EXERCISE GOAL. Find every line in the records below that contains the word "this", and copy each such line.

AVAILABLE RECORDS.

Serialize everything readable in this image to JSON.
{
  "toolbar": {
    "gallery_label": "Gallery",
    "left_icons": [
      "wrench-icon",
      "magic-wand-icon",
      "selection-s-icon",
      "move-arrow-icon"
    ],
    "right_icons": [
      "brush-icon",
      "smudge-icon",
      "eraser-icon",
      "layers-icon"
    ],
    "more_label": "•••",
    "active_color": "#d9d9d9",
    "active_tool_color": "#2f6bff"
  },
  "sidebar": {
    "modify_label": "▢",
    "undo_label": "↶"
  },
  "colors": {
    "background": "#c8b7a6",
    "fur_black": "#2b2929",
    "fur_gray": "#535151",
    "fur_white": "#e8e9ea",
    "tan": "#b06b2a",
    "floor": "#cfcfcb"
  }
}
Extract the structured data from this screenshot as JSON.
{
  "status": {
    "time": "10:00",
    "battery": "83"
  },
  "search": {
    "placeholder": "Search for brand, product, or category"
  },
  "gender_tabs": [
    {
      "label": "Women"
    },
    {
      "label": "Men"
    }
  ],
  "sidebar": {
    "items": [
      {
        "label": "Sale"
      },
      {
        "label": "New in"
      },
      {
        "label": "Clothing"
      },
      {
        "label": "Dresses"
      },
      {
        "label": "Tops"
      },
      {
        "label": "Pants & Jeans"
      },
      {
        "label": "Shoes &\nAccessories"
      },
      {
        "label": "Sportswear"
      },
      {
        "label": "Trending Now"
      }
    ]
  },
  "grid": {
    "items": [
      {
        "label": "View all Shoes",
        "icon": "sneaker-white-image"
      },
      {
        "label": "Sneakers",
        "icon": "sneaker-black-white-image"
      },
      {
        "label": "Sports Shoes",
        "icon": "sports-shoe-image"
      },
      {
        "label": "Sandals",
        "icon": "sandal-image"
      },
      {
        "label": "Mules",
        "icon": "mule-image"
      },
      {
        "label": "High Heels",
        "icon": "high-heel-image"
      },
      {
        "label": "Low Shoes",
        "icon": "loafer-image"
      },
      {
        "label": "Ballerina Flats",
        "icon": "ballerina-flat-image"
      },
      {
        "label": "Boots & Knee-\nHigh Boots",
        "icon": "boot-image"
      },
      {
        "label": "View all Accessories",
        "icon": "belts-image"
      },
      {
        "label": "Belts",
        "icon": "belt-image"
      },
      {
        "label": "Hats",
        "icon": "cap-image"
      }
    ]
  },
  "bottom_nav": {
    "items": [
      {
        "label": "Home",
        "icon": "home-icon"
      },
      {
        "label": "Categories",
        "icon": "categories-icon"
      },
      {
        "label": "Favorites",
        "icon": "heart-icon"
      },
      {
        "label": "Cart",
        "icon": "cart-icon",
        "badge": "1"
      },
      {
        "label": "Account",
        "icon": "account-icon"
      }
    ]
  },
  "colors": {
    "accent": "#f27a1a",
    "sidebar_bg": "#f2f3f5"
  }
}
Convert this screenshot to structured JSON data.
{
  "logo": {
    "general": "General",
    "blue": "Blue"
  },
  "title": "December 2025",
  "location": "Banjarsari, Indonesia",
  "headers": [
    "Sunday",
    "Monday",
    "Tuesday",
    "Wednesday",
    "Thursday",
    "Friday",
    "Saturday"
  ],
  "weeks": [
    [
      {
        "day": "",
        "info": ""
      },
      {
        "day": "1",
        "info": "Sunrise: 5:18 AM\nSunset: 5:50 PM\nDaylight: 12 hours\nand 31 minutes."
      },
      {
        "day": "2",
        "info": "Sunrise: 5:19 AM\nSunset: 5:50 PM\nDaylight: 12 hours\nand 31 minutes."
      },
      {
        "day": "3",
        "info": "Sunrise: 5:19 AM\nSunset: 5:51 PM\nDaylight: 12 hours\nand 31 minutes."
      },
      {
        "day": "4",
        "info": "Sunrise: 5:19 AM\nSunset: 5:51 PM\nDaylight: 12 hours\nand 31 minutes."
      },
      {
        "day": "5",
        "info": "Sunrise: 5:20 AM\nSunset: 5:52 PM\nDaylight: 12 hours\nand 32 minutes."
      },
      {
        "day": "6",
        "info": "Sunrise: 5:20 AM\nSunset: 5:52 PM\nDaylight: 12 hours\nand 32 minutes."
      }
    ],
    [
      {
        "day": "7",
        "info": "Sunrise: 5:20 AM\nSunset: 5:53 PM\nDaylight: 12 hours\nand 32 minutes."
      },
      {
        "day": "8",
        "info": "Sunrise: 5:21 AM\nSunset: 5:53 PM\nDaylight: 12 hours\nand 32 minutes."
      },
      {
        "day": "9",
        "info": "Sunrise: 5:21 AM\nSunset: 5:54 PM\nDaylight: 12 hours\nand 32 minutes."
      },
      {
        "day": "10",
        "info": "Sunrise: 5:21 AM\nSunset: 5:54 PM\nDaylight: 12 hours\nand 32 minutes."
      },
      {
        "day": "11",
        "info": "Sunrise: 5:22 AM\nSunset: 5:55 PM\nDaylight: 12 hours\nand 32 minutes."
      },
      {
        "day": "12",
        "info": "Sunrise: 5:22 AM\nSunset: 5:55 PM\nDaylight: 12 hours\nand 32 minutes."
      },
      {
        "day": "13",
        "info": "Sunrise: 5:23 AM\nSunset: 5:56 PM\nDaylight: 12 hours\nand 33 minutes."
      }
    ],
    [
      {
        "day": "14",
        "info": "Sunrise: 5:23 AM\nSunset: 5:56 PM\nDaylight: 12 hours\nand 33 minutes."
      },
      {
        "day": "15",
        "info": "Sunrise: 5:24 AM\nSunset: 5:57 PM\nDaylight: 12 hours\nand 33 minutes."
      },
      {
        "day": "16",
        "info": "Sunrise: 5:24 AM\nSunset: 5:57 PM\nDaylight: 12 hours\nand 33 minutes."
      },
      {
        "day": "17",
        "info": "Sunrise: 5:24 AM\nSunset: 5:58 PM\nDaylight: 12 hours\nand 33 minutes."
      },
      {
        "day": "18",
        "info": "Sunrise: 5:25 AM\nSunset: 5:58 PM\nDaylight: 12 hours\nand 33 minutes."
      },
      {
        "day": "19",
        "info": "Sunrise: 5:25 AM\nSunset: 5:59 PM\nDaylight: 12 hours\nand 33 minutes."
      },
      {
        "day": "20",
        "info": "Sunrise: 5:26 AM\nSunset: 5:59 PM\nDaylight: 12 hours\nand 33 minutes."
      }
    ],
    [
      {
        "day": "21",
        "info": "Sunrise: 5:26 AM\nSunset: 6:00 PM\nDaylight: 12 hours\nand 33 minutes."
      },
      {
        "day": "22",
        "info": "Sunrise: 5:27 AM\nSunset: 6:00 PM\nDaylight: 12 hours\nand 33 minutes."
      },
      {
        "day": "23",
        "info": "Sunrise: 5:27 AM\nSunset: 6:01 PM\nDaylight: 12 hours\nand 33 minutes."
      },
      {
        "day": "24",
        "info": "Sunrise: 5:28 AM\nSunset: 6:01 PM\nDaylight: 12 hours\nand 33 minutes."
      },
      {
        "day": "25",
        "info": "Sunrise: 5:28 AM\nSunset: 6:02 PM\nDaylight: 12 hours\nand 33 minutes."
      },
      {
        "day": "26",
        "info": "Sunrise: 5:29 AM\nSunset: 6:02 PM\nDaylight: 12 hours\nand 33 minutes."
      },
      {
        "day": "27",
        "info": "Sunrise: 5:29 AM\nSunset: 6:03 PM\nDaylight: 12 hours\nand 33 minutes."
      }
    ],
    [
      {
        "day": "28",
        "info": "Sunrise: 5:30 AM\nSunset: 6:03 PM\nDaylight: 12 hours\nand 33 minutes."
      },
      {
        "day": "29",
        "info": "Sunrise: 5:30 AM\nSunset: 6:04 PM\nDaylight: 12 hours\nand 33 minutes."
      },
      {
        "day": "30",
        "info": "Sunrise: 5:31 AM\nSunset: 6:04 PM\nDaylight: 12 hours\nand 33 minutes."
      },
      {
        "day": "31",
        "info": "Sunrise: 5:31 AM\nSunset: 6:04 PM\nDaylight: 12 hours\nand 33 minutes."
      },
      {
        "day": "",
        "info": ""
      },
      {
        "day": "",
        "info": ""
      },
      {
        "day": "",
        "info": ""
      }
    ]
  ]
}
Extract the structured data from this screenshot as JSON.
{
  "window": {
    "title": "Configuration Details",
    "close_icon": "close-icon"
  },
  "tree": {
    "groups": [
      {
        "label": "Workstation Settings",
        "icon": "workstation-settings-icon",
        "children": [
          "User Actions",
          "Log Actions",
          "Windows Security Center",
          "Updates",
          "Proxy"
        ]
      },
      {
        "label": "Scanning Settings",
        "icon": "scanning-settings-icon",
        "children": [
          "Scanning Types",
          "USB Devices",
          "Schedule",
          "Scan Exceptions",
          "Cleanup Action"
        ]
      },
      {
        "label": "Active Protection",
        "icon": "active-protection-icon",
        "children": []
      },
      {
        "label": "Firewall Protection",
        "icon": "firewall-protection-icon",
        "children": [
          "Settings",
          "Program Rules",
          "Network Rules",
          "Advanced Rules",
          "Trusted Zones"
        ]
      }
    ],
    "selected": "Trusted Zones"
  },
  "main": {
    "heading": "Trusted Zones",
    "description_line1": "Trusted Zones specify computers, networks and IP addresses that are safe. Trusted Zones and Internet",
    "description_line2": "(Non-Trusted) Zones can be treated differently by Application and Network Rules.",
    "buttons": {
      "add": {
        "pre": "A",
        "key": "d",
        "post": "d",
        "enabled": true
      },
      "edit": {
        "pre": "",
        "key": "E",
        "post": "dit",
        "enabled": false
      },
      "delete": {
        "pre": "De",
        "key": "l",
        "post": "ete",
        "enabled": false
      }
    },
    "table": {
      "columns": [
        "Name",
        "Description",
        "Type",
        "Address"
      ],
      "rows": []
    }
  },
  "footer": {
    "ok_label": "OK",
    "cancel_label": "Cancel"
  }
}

EXERCISE ANSWER.
Serialize everything readable in this image to JSON.
Extract the structured data from this screenshot as JSON.
Convert this screenshot to structured JSON data.
Extract the structured data from this screenshot as JSON.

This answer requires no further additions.